1. Choose Appropriate Trails: Select running trails that offer similarities in elevation and terrain to your goal race. This way, you’ll train your body for the specific demands of your road marathon. Also, consider accessibility and safety, ensuring you select trails that are easily reachable and safe for running.
2. Integrate Trail Running Workouts: Substitute or supplement your traditional long runs with a trail run, or use trail runs for recovery runs or other easy days. You can also use hills on trails for hill work, tempo runs, or other specific workouts that align with the goals in your training plan.
3. Tips for Transitioning Between Road and Trail Running: To transition smoothly between road and trail running, consider investing in proper footwear and gear designed for each terrain. Adjust your running technique and form as needed, listening to your body and easing into trail running gradually to avoid injury.
Examples of Successful Marathoners Who Use Trail Running in Their Training
Several world-class runners have found success integrating trail running into their marathon training, including Max King, a long-distance runner with titles in both trail and road races. Max emphasizes the importance of maintaining fun in his training, primarily through trail running, which helps to prevent burnout and maintain his love for running.
Final Thoughts: Is Trail Running Good for Marathon Training?

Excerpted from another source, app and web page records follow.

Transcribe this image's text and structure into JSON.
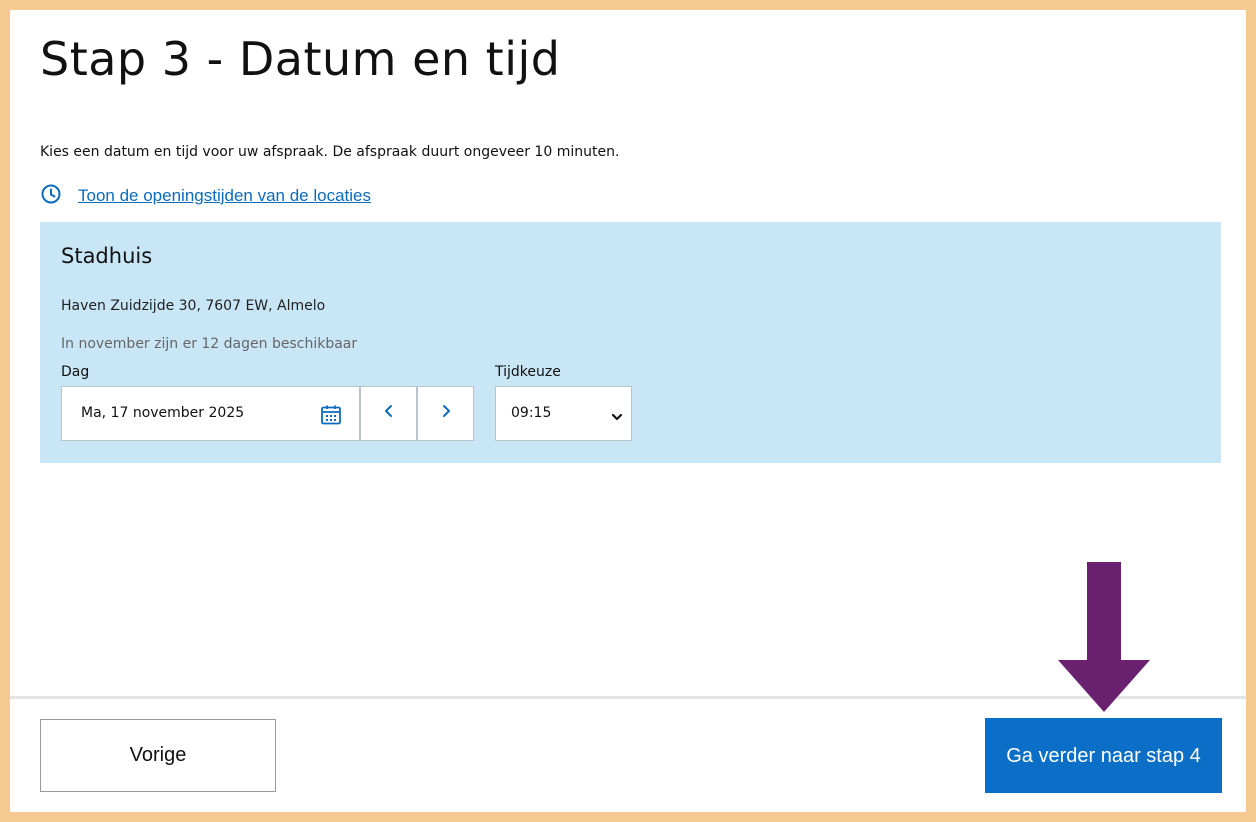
{
  "page": {
    "title": "Stap 3 - Datum en tijd",
    "intro": "Kies een datum en tijd voor uw afspraak. De afspraak duurt ongeveer 10 minuten.",
    "hours_link": "Toon de openingstijden van de locaties"
  },
  "location": {
    "name": "Stadhuis",
    "address": "Haven Zuidzijde 30, 7607 EW, Almelo",
    "availability": "In november zijn er 12 dagen beschikbaar"
  },
  "form": {
    "day_label": "Dag",
    "day_value": "Ma, 17 november 2025",
    "time_label": "Tijdkeuze",
    "time_value": "09:15"
  },
  "footer": {
    "prev_label": "Vorige",
    "next_label": "Ga verder naar stap 4"
  },
  "colors": {
    "frame": "#f6c992",
    "panel": "#c9e6f7",
    "primary": "#0b6fc8",
    "link": "#0b6bbf",
    "annotation_arrow": "#6a2270"
  },
  "icons": {
    "hours": "clock-icon",
    "calendar": "calendar-icon",
    "prev": "chevron-left-icon",
    "next": "chevron-right-icon",
    "select": "chevron-down-icon",
    "annotation": "arrow-down-icon"
  }
}
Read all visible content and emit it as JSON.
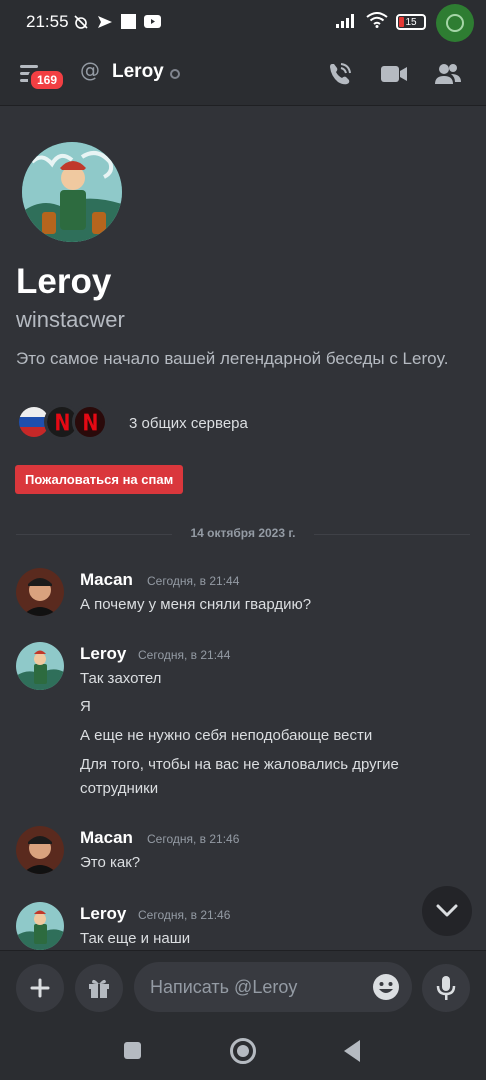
{
  "status_bar": {
    "time": "21:55",
    "battery": "15"
  },
  "header": {
    "badge_count": "169",
    "title": "Leroy"
  },
  "profile": {
    "display_name": "Leroy",
    "username": "winstacwer",
    "intro_text": "Это самое начало вашей легендарной беседы с Leroy.",
    "mutual_servers_text": "3 общих сервера",
    "spam_button": "Пожаловаться на спам"
  },
  "date_divider": "14 октября 2023 г.",
  "messages": [
    {
      "author": "Macan",
      "timestamp": "Сегодня, в 21:44",
      "lines": [
        "А почему у меня сняли гвардию?"
      ]
    },
    {
      "author": "Leroy",
      "timestamp": "Сегодня, в 21:44",
      "lines": [
        "Так захотел",
        "Я",
        "А еще не нужно себя неподобающе вести",
        "Для того, чтобы на вас не жаловались другие",
        "сотрудники"
      ]
    },
    {
      "author": "Macan",
      "timestamp": "Сегодня, в 21:46",
      "lines": [
        "Это как?"
      ]
    },
    {
      "author": "Leroy",
      "timestamp": "Сегодня, в 21:46",
      "lines": [
        "Так еще и наши"
      ]
    }
  ],
  "composer": {
    "placeholder": "Написать @Leroy"
  },
  "colors": {
    "background": "#313338",
    "accent_red": "#da373c",
    "badge_red": "#f23f43"
  },
  "icons": [
    "menu-icon",
    "at-icon",
    "call-icon",
    "video-icon",
    "members-icon",
    "plus-icon",
    "gift-icon",
    "emoji-icon",
    "mic-icon",
    "chevron-down-icon"
  ]
}
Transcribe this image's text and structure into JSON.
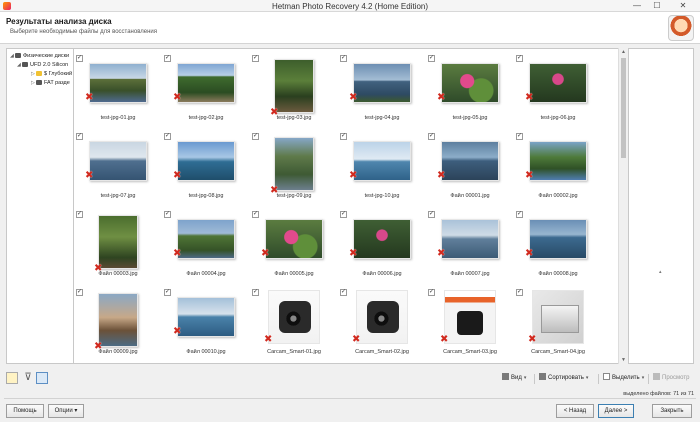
{
  "window": {
    "title": "Hetman Photo Recovery 4.2 (Home Edition)",
    "min": "—",
    "max": "☐",
    "close": "✕"
  },
  "header": {
    "title": "Результаты анализа диска",
    "subtitle": "Выберите необходимые файлы для восстановления"
  },
  "tree": {
    "items": [
      {
        "label": "Физические диски",
        "exp": "◢",
        "icon": "disk"
      },
      {
        "label": "UFD 2.0 Silicon",
        "exp": "◢",
        "icon": "disk"
      },
      {
        "label": "$ Глубокий",
        "exp": "▷",
        "icon": "folder"
      },
      {
        "label": "FAT разде",
        "exp": "▷",
        "icon": "disk"
      }
    ]
  },
  "files": [
    {
      "name": "test-jpg-01.jpg",
      "style": "p1"
    },
    {
      "name": "test-jpg-02.jpg",
      "style": "p2"
    },
    {
      "name": "test-jpg-03.jpg",
      "style": "p3",
      "tall": true
    },
    {
      "name": "test-jpg-04.jpg",
      "style": "p4"
    },
    {
      "name": "test-jpg-05.jpg",
      "style": "p5"
    },
    {
      "name": "test-jpg-06.jpg",
      "style": "p6"
    },
    {
      "name": "test-jpg-07.jpg",
      "style": "p7"
    },
    {
      "name": "test-jpg-08.jpg",
      "style": "p8"
    },
    {
      "name": "test-jpg-09.jpg",
      "style": "p9",
      "tall": true
    },
    {
      "name": "test-jpg-10.jpg",
      "style": "p10"
    },
    {
      "name": "Файл 00001.jpg",
      "style": "p11"
    },
    {
      "name": "Файл 00002.jpg",
      "style": "p12"
    },
    {
      "name": "Файл 00003.jpg",
      "style": "p13",
      "tall": true
    },
    {
      "name": "Файл 00004.jpg",
      "style": "p14"
    },
    {
      "name": "Файл 00005.jpg",
      "style": "p5"
    },
    {
      "name": "Файл 00006.jpg",
      "style": "p6"
    },
    {
      "name": "Файл 00007.jpg",
      "style": "p15"
    },
    {
      "name": "Файл 00008.jpg",
      "style": "p16"
    },
    {
      "name": "Файл 00009.jpg",
      "style": "p17",
      "tall": true
    },
    {
      "name": "Файл 00010.jpg",
      "style": "p18"
    },
    {
      "name": "Carcam_Smart-01.jpg",
      "style": "cam",
      "prod": true
    },
    {
      "name": "Carcam_Smart-02.jpg",
      "style": "cam",
      "prod": true
    },
    {
      "name": "Carcam_Smart-03.jpg",
      "style": "box",
      "prod": true
    },
    {
      "name": "Carcam_Smart-04.jpg",
      "style": "box2",
      "prod": true
    }
  ],
  "checkbox_mark": "✓",
  "deleted_mark": "✖",
  "toolbar": {
    "view": "Вид",
    "sort": "Сортировать",
    "select": "Выделить",
    "preview": "Просмотр",
    "dropdown": "▾"
  },
  "status": {
    "selected": "выделено файлов: 71 из 71"
  },
  "footer": {
    "help": "Помощь",
    "options": "Опции ▾",
    "back": "< Назад",
    "next": "Далее >",
    "close": "Закрыть"
  },
  "scroll": {
    "up": "▲",
    "down": "▼"
  },
  "rpanel_mark": "▴"
}
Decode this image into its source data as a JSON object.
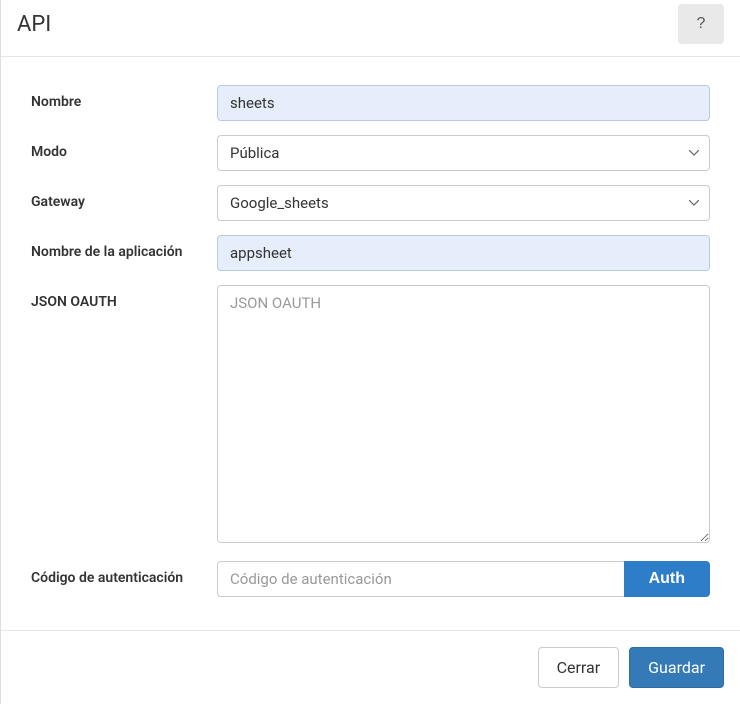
{
  "header": {
    "title": "API",
    "help": "?"
  },
  "fields": {
    "name": {
      "label": "Nombre",
      "value": "sheets"
    },
    "mode": {
      "label": "Modo",
      "value": "Pública"
    },
    "gateway": {
      "label": "Gateway",
      "value": "Google_sheets"
    },
    "appname": {
      "label": "Nombre de la aplicación",
      "value": "appsheet"
    },
    "json_oauth": {
      "label": "JSON OAUTH",
      "placeholder": "JSON OAUTH",
      "value": ""
    },
    "auth_code": {
      "label": "Código de autenticación",
      "placeholder": "Código de autenticación",
      "value": "",
      "button": "Auth"
    }
  },
  "footer": {
    "close": "Cerrar",
    "save": "Guardar"
  }
}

In balance, trail running can be a valuable addition to your marathon training program. By incorporating trail runs strategically, you can build strength, improve your aerobic capacity, and reduce your risk of overuse injuries on harder surfaces. Furthermore, the mental benefits and enjoyment factor of hitting the trails can help keep you motivated and engaged in your training, resulting in a more sustainable and fulfilling preparation for your goal race.
It’s essential to remember that each runner is unique, and the most effective marathon training plans will be tailored to the individual’s needs, strengths, and weaknesses. By integrating trail running into your plan alongside the specific road running workouts needed for marathon success, you’ll be setting yourself up for a strong and enjoyable race-day performance.